On the limited record that we have before us, it is clear that Hall has provided enough of a factual foundation, absent any countervailing evidence, to suggest that he was prejudiced by the information acquired and shared by Juror Daniels. Through affidavits, Hall proved that highly prejudicial information about the ultimate question in his criminal case reached several members of his jury. This, with no further information about the case, gives us “grave doubt as to the harmlessness” of such an intrusion upon Hall’s jury. See Basinger, 635 F.3d at 1052 (quoting O’Neal, 513 U.S. at 445). But in deciding whether extraneous information that reached the jury was likely to have prejudiced a defendant, there is more to consider than just the nature of the extraneous information; a court may also consider, among other things, “the power of [any] curative instructions,” Warner, 498 F.3d at 681, and the strength of the legitimate evidence presented by the State, cf. Haugh, 949 F.2d at 919 (considering the fact that the defendant’s trial was “very close” in deciding whether there was a reasonable probability of prejudice). See also McNair v. Campbell, 416 F.3d 1291, 1307-08 (11th Cir. 2005) (“[T]he factors to be considered include the heavy burden on the State, the nature of the extrinsic evidence, how the evidence reached the jury, and the strength of the State’s case.”). If, hypothetically, the legitimate evidence presented by the State in a habeas petitioner’s case was overwhelming, and the trial judge in such a case gave a stern pre-verdict warning to the jurors to only consider facts that were presented during trial, concerns about the prejudicial impact of extraneous information might be lessened.

As for Hall’s trial, this is information that we do not have and, due to our appellate status, cannot obtain. Thus, while we agree with the district court that the Court of Appeals of Indiana acted contrary to clearly established federal law, we are uncertain as to whether he was actually prejudiced by the state courts’ constitutional error, given the dearth of information before us. It may be a significant challenge for the State to convince the district court that such highly prejudicial information might not have had an impact on the jury’s verdict, but this is a matter better addressed by a trial court. We therefore must vacate the district court’s grant of Hall’s habeas petition and remand to the district court. It is there that the State will have an opportunity to show, despite the strong evidence of prejudice already presented by Hall, that countervailing facts would have alleviated concerns of a prejudiced jury.

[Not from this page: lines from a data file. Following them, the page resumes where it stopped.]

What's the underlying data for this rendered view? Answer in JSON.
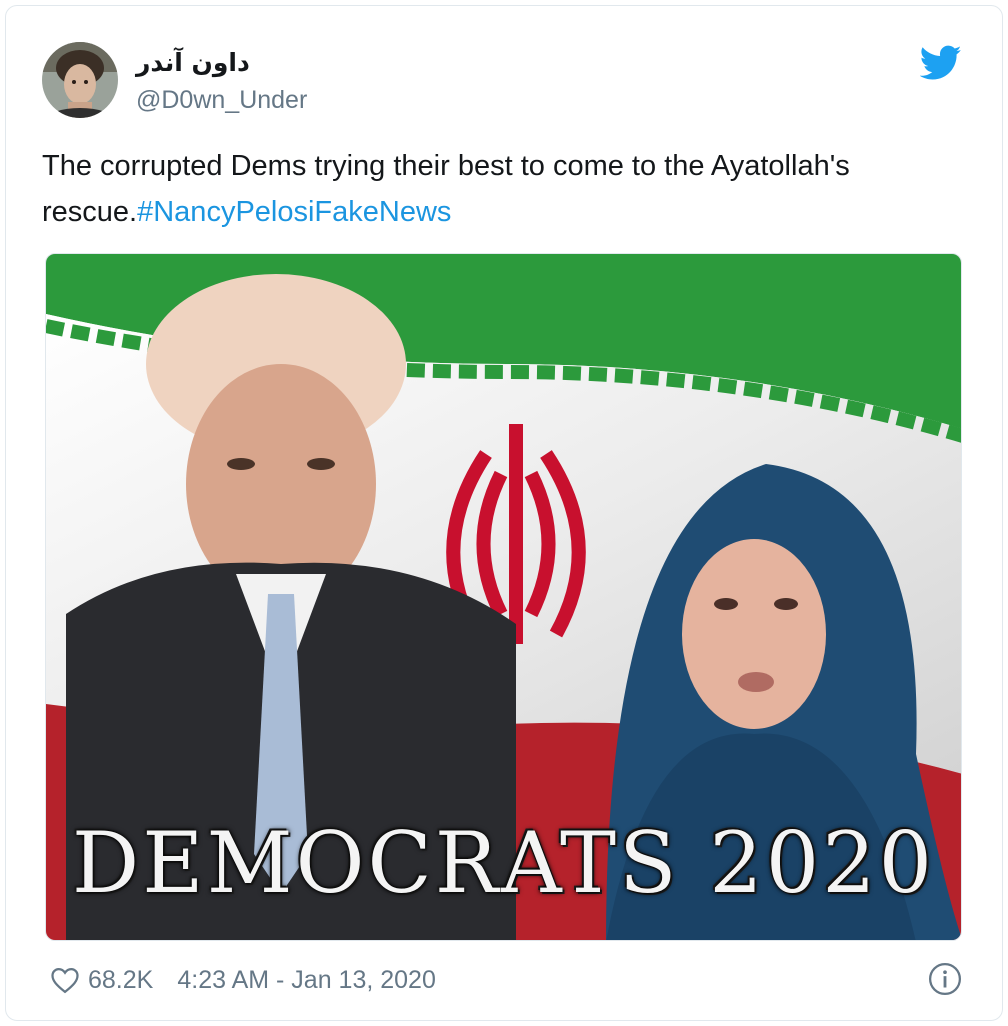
{
  "tweet": {
    "display_name": "داون آندر",
    "handle": "@D0wn_Under",
    "text_before": "The corrupted Dems trying their best to come to the Ayatollah's rescue.",
    "hashtag": "#NancyPelosiFakeNews",
    "image_caption": "DEMOCRATS 2020",
    "likes": "68.2K",
    "timestamp": "4:23 AM - Jan 13, 2020"
  },
  "icons": {
    "brand": "twitter-bird-icon",
    "like": "heart-icon",
    "info": "info-icon"
  },
  "colors": {
    "brand_blue": "#1da1f2",
    "link_blue": "#1b95e0",
    "secondary_text": "#657786",
    "flag_green": "#2c9a3c",
    "flag_red": "#c8102e"
  }
}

For the reasons stated, we REVERSE the judgement of the district court and REMAND for a hearing to determine whether Hall was prejudiced by extraneous information that reached his jury.

ILB: Here is the August 14, 2009 Court of Appeals opinion (initially NFP) in Hall, III.

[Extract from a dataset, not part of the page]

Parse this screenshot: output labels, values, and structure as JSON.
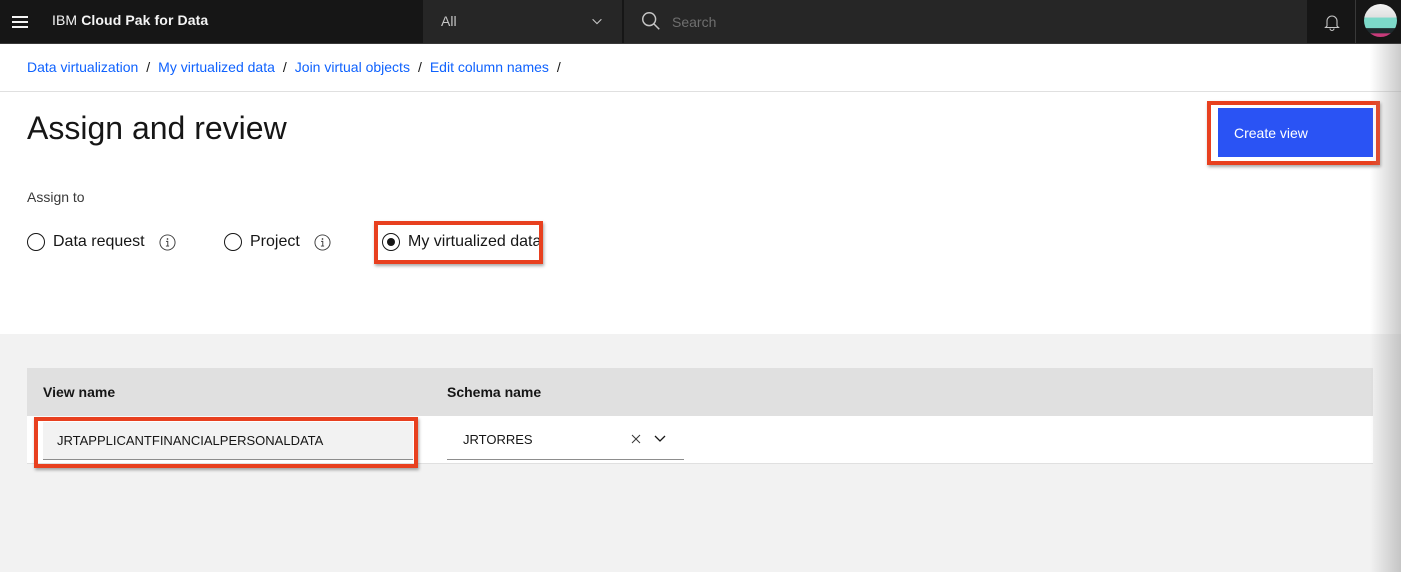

Posted by Marcia Oddi on August 29, 2012 03:14 PM
Posted to Ind. (7th Cir.) Decisions